0
$\begingroup$

The questions is as title and the function is defined as follows:

$f(x,y)= \frac{x^3y}{x^4+y^2}$ if $(x,y) \neq (0,0)$ and $0$ if $(x,y) = (0,0)$

Note: $u=(u_1, u_2)$

I tried to find the directional derivative by definition but I end up at $\frac {u_1^3}{u_2}$. Which is only showing that the directional derivative exists but clearly it is not equal to $0$.

And I can't seek to "those" theorems that allows me to calculate the directional derivatives using the dot product of the vector $u$ and the gradient of $f$ at $(0,0)$ because I know from my next part of the question it asks me to prove that $f$ is not differentiable at $(0,0)$.

Any help is appreciated, thanks in advance.

$\endgroup$
1
$\begingroup$

By definition,

$$\partial_uf(0,0)=\lim_{h\to 0} \frac{f(hu)-f(0,0)}{h}$$

We have $$\frac{f(hu)-f(0,0)}{h}=\frac{f(hu)}{h}=\frac{(hu_1)^3(hu_2)}{h[(hu_1)^4+(hu_2)^2]}=\frac{hu_1^3u_2}{h^2u_1^4+u_2^2}$$

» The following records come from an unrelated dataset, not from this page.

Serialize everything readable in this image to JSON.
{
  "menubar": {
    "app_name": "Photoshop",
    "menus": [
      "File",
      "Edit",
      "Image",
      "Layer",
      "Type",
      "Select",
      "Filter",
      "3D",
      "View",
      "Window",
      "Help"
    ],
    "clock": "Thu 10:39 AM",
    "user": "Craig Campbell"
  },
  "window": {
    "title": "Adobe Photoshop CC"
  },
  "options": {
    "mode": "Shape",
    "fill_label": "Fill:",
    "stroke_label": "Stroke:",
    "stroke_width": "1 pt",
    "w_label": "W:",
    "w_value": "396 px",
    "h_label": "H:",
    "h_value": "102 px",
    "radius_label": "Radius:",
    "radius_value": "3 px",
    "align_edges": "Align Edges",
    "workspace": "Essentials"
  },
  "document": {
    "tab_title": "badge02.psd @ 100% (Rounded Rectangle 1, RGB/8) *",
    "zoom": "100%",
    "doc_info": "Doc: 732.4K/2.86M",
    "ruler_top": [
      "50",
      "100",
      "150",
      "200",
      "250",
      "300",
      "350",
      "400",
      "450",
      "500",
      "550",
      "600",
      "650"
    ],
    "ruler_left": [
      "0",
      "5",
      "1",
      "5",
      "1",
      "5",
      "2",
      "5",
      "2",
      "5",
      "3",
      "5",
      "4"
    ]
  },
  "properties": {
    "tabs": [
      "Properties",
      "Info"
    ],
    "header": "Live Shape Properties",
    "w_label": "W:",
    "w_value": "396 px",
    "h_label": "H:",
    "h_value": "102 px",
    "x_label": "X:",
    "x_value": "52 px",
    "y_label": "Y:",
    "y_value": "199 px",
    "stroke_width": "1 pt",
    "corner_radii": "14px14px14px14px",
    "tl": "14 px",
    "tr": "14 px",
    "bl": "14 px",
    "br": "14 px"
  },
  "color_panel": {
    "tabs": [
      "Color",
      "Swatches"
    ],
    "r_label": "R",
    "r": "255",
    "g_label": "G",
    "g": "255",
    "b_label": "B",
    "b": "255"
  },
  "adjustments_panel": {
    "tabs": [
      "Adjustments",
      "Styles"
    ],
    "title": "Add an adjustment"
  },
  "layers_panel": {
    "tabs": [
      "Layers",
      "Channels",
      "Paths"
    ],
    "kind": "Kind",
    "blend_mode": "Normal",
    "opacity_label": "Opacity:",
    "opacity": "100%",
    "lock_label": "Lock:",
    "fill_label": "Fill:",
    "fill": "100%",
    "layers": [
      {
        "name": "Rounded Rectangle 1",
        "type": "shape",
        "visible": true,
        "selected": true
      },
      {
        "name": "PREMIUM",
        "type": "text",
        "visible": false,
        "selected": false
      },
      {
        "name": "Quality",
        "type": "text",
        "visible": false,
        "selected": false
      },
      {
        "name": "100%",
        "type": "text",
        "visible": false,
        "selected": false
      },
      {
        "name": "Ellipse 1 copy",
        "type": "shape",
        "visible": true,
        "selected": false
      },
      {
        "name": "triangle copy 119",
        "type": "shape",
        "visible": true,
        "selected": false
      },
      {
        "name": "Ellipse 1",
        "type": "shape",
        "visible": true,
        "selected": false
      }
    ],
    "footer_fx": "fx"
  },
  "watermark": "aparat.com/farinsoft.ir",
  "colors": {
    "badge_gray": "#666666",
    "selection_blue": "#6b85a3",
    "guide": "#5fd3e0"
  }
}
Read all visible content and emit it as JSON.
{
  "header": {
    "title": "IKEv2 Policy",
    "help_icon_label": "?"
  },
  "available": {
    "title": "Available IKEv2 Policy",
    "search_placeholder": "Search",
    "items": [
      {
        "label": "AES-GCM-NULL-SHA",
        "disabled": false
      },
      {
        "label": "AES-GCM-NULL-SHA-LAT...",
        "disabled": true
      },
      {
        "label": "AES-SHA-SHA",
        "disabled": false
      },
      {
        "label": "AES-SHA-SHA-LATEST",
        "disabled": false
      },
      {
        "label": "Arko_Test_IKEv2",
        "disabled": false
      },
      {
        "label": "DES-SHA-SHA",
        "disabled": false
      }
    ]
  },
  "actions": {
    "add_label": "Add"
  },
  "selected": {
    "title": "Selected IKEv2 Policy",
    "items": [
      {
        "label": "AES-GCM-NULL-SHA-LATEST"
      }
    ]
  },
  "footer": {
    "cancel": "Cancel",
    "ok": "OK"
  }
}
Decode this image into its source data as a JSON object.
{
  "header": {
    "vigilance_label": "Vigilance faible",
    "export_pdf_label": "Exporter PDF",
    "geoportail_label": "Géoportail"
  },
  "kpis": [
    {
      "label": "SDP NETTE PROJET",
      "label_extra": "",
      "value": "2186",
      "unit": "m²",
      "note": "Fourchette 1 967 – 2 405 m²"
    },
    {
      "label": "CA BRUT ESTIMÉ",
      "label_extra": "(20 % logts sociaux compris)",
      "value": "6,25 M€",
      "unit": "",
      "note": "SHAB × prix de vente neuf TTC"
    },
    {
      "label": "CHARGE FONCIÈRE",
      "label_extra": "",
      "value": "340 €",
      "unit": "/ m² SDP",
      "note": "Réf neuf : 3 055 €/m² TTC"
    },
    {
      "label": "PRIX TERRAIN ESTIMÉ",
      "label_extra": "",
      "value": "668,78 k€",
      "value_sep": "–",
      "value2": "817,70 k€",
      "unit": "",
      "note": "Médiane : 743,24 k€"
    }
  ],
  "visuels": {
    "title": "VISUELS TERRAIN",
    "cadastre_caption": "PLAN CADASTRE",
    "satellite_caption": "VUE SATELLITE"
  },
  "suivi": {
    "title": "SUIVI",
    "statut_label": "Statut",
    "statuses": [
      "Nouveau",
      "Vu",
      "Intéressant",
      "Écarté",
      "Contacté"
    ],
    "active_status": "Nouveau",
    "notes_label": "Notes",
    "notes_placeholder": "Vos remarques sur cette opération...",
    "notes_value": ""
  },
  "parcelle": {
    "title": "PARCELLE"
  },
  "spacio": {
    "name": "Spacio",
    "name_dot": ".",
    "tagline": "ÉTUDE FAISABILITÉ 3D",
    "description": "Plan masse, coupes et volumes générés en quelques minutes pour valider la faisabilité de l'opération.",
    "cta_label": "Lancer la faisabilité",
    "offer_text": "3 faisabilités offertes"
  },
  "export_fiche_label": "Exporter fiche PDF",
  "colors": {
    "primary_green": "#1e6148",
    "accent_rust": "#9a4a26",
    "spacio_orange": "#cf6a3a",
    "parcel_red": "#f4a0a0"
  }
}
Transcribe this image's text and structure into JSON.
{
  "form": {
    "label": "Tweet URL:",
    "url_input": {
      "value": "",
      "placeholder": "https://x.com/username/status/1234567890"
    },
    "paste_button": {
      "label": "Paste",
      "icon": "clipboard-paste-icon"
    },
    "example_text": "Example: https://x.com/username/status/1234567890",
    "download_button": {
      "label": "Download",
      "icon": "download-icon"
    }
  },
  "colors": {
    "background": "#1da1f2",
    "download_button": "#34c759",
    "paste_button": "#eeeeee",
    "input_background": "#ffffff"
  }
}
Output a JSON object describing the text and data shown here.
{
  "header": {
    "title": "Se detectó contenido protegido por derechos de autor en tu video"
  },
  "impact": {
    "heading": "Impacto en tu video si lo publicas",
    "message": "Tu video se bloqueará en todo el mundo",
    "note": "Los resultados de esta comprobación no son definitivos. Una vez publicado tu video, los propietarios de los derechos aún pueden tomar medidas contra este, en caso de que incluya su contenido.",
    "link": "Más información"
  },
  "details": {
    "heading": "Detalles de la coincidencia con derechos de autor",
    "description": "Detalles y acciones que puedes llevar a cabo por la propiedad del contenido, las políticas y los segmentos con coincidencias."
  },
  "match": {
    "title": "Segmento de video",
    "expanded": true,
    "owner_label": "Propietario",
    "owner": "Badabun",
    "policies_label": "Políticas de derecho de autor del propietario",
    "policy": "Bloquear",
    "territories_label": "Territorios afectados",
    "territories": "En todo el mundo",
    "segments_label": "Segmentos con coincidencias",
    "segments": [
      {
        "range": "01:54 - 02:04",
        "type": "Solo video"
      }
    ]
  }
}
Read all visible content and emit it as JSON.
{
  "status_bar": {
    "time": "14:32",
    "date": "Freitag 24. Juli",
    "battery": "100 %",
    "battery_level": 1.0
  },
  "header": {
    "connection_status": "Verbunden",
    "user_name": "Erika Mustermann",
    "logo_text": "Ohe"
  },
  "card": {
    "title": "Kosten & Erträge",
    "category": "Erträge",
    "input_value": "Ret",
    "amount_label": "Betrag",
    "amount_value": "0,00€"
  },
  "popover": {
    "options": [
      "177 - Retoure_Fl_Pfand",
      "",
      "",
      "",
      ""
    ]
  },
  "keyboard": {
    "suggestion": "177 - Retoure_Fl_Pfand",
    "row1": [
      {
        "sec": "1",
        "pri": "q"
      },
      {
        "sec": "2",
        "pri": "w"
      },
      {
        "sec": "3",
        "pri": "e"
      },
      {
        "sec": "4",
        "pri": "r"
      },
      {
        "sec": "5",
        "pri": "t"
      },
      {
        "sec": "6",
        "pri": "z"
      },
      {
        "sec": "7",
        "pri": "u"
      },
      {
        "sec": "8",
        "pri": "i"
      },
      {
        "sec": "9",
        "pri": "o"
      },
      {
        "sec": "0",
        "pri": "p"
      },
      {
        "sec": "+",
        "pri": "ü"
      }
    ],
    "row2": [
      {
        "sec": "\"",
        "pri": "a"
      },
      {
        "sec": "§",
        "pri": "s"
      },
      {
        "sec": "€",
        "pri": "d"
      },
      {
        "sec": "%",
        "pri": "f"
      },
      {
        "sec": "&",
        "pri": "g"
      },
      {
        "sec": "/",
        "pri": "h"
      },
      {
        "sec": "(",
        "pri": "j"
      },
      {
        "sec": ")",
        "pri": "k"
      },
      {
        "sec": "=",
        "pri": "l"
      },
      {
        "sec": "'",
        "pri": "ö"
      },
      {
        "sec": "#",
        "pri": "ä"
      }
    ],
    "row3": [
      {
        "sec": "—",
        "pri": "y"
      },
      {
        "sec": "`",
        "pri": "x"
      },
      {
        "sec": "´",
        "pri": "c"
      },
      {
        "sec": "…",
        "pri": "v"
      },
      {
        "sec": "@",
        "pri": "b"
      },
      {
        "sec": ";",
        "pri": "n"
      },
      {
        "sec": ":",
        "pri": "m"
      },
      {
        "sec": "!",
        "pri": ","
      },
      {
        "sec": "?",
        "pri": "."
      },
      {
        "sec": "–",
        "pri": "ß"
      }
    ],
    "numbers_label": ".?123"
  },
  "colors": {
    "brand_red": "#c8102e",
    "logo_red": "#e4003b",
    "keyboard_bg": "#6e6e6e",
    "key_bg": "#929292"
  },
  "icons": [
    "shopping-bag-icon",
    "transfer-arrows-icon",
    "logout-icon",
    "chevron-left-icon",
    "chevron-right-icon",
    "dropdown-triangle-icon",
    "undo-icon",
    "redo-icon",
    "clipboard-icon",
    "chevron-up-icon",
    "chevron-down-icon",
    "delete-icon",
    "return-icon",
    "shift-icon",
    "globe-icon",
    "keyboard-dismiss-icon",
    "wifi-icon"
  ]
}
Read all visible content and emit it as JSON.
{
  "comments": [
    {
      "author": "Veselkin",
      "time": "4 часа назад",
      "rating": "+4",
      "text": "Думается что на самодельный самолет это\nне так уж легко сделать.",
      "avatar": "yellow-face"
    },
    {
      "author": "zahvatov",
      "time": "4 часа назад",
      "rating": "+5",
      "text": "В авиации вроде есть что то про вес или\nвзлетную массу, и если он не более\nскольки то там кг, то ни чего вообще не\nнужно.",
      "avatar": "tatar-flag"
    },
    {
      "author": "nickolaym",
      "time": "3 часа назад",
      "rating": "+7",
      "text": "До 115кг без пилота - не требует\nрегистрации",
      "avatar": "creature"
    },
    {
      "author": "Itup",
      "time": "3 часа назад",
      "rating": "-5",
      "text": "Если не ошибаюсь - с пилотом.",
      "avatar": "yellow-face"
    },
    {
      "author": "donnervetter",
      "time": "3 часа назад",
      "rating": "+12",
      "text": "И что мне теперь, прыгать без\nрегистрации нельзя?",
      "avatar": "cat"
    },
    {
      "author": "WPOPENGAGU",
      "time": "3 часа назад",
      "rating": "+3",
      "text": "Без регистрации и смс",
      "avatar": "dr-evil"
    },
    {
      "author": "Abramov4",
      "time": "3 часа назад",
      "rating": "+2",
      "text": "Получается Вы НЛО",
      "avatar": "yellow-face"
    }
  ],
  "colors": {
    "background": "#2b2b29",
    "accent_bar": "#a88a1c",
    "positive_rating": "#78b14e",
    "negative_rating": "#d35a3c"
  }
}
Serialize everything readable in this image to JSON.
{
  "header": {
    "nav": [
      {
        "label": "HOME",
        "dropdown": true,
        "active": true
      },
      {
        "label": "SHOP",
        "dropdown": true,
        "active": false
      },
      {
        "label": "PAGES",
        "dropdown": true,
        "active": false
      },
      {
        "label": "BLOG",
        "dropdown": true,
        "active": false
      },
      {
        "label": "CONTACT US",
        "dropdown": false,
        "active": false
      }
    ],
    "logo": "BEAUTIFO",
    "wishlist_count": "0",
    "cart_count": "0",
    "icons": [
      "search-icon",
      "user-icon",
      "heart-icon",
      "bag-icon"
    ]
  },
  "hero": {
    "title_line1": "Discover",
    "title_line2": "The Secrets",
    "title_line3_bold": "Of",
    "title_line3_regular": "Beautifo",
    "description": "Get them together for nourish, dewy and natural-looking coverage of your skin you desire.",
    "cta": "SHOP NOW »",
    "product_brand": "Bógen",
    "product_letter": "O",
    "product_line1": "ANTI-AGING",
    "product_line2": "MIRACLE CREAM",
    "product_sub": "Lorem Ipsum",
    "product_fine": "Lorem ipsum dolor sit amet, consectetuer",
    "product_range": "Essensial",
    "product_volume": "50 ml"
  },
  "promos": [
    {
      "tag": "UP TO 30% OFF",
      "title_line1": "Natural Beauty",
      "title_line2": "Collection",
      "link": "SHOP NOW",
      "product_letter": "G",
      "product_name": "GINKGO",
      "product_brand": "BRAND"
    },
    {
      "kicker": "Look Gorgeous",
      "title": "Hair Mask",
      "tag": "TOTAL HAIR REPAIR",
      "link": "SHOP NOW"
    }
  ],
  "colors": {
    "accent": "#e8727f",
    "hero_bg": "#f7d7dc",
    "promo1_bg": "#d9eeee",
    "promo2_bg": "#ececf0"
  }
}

If $u_2=0$, then $u_1=1$ and the expression above is zero for all $h\neq 0$, so the limit as $h\to0$ is zero. Otherwise we can just plug in $h=0$ to find the limit:

$$\partial_uf(0,0)=\lim_{h\to 0} \frac{hu_1^3u_2}{h^2u_1^4+u_2^2}=\frac{0}{0+u_2^2}=0$$

$\endgroup$
  • 1
    $\begingroup$ You forgot an $h$ on the denominator. $\endgroup$ – Skypanties Oct 23 '18 at 20:00
  • 1
    $\begingroup$ Thanks. I fixed it. $\endgroup$ – smcc Oct 23 '18 at 20:02
  • $\begingroup$ It seemed like I myself forgot an $h$ on the numerator... I feel stupid. Thanks though! At least you helped me catch my mistake. $\endgroup$ – Skypanties Oct 23 '18 at 20:03

Your Answer

By clicking “Post Your Answer”, you agree to our terms of service, privacy policy and cookie policy

Not the answer you're looking for? Browse other questions tagged or ask your own question.